investments in physical and financial assets but lack information and insight
about other sources of values that fall outside the existing financial reporting
system. They find the traditional financial reporting framework of balance sheet,
income statement, and cash flow statement lacking because it leaves out most
of the value created by intangible assets.
"This shortcoming affects the flow of information for decision-making
by management and a company's stakeholders. Even worse, the balance sheet
and income statement unwittingly pit human values against economic value.
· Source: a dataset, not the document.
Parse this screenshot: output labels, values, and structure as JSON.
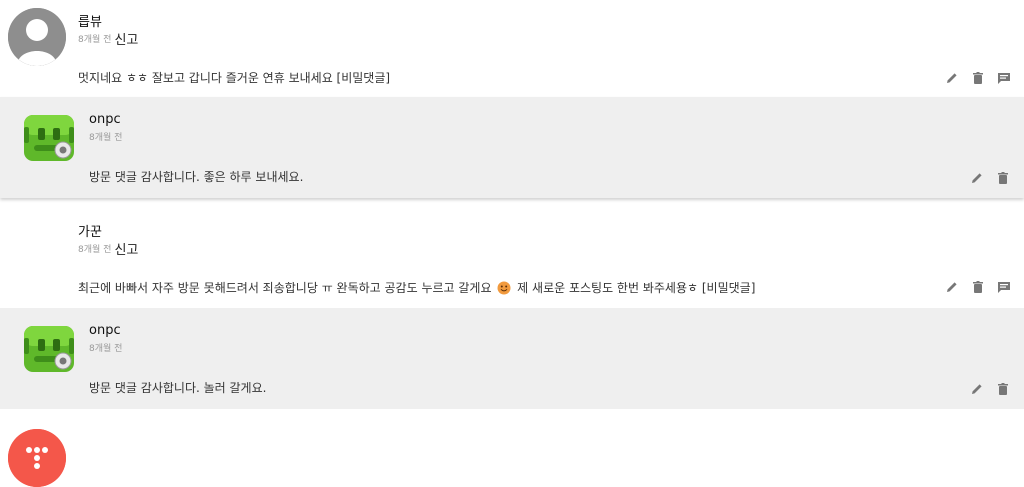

The
income statement categorizes as "expenses" many of the most significant
sources of value — people, for example — and overlooks much of the value
derived from customer relationships and information."9
Arthur Andersen's Value Dynamics framework, The
Dynamics of Value, is an attempt to identify and classify intangible as
well as tangible assets, making it possible for managers to better identify
and leverage all the assets essential to success in the new economy. The new
economic models that stress the importance of intangibles, among them people,
were developed in response to the realization that intangible assets are the
primary drivers of value (i.e., wealth) in the new economy. These models are
promoted as nec_ssary for business success, not because of any expressed conviction
about the intrinsic value of the person, but because they drive value (i.e.,
wealth). Nevertheless, they are welcome theories and tools in the hands of health
care managers who do believe in the importance of people as people and
who can use them to more adequately integrate the important stewardship function
in health care services.
The tension between the market and the professional paradigms in health care
is not a battle between health finance personnel who are concerned only about
money and caregivers who care only about the health and well-being of people.
It is not a statement about the irrelevance of health care costs in the face
of more important human realities. I believe that the tension is an unexpressed
realization that the philosophical underpinnings of the market and those of
health care are incompatible, and that the uncritical application of
market tactics in the health care sector jeopardizes the very essence and purpose
of that important realm of human activity.
The tension is, in one sense, inevitable because health care is carried out
within two frameworks: a moral framework set by the nature of the person
fully understood and an economic framework shaped by the market with
a different anthropology. The social teaching of the Catholic Church offers,
in broad strokes, insight into the resolution of this problem when it insists
that the economy and production are for the good of the person and the community — not
the other way around. Economist Robert Heilbroner has put it this way: "the
market is a good servant, but a terrible master."
- Robert Kuttner, Everything for Sale: The Virtues and Limits of Markets,The
University of Chicago Press, 1998.
- Kuttner, p. 129. Such is "a social goal beyond the comprehension of
- David J. Rothman, "Medical Professionalism: Focusing on the Real Issues,"
New England Journal of Medicine, April 27, 2000, pp. 1284-1286. Rothman
suggests that, in fact, the profession has not lived up to its professional
standards and that professionalism today has to be invented, not restored.
- Mike Brogioli and Lisa Smith, "Privatization of Social Services: Perspectives
from Catholic Charities USA," Charities USA, First Quarter 2000.
For-profit enterprises are now in the business of determining welfare eligibility.
- Kuttner, pp. 5-6.
- Max L. Stackhouse, Dennis P. McCann, Shirley T. Roles, and Preston N. Williams,
editors. "Introduction: Foundations and Purposes," On Moral Business:
Classical and Contemporary Resources for Ethics in Economic Life, William
B. Eerdmans, Grand Rapids, MI, 1995, p. 16.
- Shari Mycek, "Leadership for a Healthy 21st Century," Healthcare
Forum Journal, July/August 1998, p. 26.
- Richard E.S. Boulton, Barry D. Liebert, Steve M. Samek, "Cracking the
Value Code: How Successful Businesses are Creating Wealth in the New Economy,"
HarperBusiness, New York, 2000.
- Boulton, p. 29.
Copyright © 2001 by the Catholic Health Association of the United States
For reprint permission, contact Betty Crosby or call (314) 253-3477.